But I do understand and give mad props to unconditional love and clear-eyed acceptance of people as they are even when they are not what we want them to be or wish they were. That’s why I so appreciate the story of Jeff and Hillary Whittington and their son Ryland as told in the CNN Films video “Raising Ryland.” (Sorry, video preview is not available.)


As soon as he could speak, 3-year-old Ryland began telling his parents that he was a boy and that he wanted to cut his long hair and wear boy’s clothing. They were understandably shocked and incredulous, and they could have shouted him down, mocked him, or isolated and punished him into complying with their understanding of which gender their child was biologically assigned at birth. But they didn’t. They listened to him. They supported him. They defended him. They loved him. And no matter what or who he chooses to be later in his life, he is always going to know that his family has his back, and that he is a person of value. There is no greater gift that parents can give their children.

The Whittington family.

The Whittington family.

In an open letter, Hillary Whittington warned all their friends and family that should they choose not to support her and her husband’s decision to accept their child as he is, they can expect that their relationship with the entire Whittingon family will no longer progress because “Our child’s happiness is most important to us.” Amen! Really, what else is there? Maintaining the appearance of “normality” for the sake of keeping society’s approval? Rigidly demanding adherence to a single definition of reality that their child is unable to accept? Living in isolation, shame and fear until somebody breaks down, or dies? All because of a simple quirk of biology? No.

We are who we are, and I hope that someday human beings will learn how to see one another as souls and spirits with infinite potential rather than as mere bodies born to play ancient, predestined roles.

I wish this little boy and his family all the best.

Mirepoix Soup

Winter seems to have passed us by altogether this year. After a couple of weeks of snow and ice in early November, it’s been pretty much spring ever since. Everything is budding and blooming and greening up earlier than I’ve ever seen it. But today, after several sunny days in a row, was overcast, which put me in a mood for soup.

Inspired by a recipe from Food 52 for Jane Grigson’s Celery Soup, I decided to clean out the last of the hardy veggies from my fridge and counter tops. I had all I needed for mirepoix, plus a few potatoes and some garlic, and that right there is a fine soup base. Add an outrageous amount of butter and soon all will be right with the world.


Mirepoix Soup

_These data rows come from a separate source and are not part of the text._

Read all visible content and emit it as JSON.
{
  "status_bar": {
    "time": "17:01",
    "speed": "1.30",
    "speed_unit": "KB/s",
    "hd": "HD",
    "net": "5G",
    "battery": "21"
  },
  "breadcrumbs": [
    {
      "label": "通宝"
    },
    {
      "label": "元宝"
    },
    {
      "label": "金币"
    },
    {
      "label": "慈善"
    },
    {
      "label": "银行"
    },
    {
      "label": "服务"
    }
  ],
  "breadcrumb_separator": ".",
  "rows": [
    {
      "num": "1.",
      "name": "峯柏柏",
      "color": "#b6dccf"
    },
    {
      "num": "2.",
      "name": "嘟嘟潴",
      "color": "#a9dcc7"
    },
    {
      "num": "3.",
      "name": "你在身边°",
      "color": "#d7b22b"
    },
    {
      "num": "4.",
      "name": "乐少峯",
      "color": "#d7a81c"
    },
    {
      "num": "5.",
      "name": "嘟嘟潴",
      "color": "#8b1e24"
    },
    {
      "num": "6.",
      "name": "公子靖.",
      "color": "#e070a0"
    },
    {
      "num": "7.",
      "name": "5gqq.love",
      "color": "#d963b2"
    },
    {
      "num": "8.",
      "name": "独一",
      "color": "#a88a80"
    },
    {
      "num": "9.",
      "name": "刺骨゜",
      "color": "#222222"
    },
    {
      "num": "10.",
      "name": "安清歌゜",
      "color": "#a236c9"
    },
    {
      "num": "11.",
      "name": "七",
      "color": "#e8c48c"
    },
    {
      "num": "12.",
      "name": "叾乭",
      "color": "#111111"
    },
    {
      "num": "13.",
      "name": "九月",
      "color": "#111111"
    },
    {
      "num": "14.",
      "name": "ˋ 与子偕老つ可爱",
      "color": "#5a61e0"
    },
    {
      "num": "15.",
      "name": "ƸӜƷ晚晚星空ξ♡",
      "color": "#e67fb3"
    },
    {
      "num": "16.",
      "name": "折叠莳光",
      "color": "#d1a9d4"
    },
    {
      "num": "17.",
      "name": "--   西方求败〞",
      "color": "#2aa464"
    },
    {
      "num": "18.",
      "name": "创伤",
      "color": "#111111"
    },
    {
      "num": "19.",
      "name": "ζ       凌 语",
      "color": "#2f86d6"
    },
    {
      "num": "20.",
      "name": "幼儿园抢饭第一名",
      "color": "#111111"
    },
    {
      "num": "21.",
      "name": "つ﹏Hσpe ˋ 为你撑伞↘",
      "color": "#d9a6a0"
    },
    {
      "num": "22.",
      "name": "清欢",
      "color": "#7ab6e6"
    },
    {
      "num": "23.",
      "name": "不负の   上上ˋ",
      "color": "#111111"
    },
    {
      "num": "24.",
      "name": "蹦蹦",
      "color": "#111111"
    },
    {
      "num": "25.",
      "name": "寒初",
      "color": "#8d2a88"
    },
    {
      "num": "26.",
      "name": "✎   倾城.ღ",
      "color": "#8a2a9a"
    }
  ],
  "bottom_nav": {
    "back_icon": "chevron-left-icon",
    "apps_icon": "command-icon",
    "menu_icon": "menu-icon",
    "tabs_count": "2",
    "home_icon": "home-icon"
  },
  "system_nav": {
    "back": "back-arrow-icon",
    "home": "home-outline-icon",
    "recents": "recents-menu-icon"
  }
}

1 stick butter
3-4 c each onion, carrots, celery and potatoes, cut in 1/2″ dice
6-8 garlic cloves (or to taste), thinly sliced
4 c mushroom or chicken stock (I use Better Than Bouillon)
1 Tbs dried thyme
2 Tbs Tarragon Pepper Blend
2 bay leaves
1 tsp salt (or to taste)

  1. Melt the butter in a large stock pot or Dutch oven over medium-high heat.
  2. Add onion, carrots, celery, potatoes and garlic and stir well to coat.
  3. Reduce heat to medium, cover and cook about 10 minutes.
  4. Add stock, herbs, salt and bay leaves and bring to a simmer for about 20 minutes.
  5. Remove bay leaves and blend to desired level of smoothness with a stick blender.
  6. Just before serving, stir in 1 tsp of any kind of flavored vinegar you like, such as tarragon, golden balsamic, sherry, or apple cider. It only takes a little to add a tremendous depth of flavor.

A bowl or two of that warmed me up nicely, and I shared the rest with my neighbors who are in various stages of a winter cold.

The sun is expected to come out again tomorrow, so I can go back to thinking about washing the car and mowing the lawn.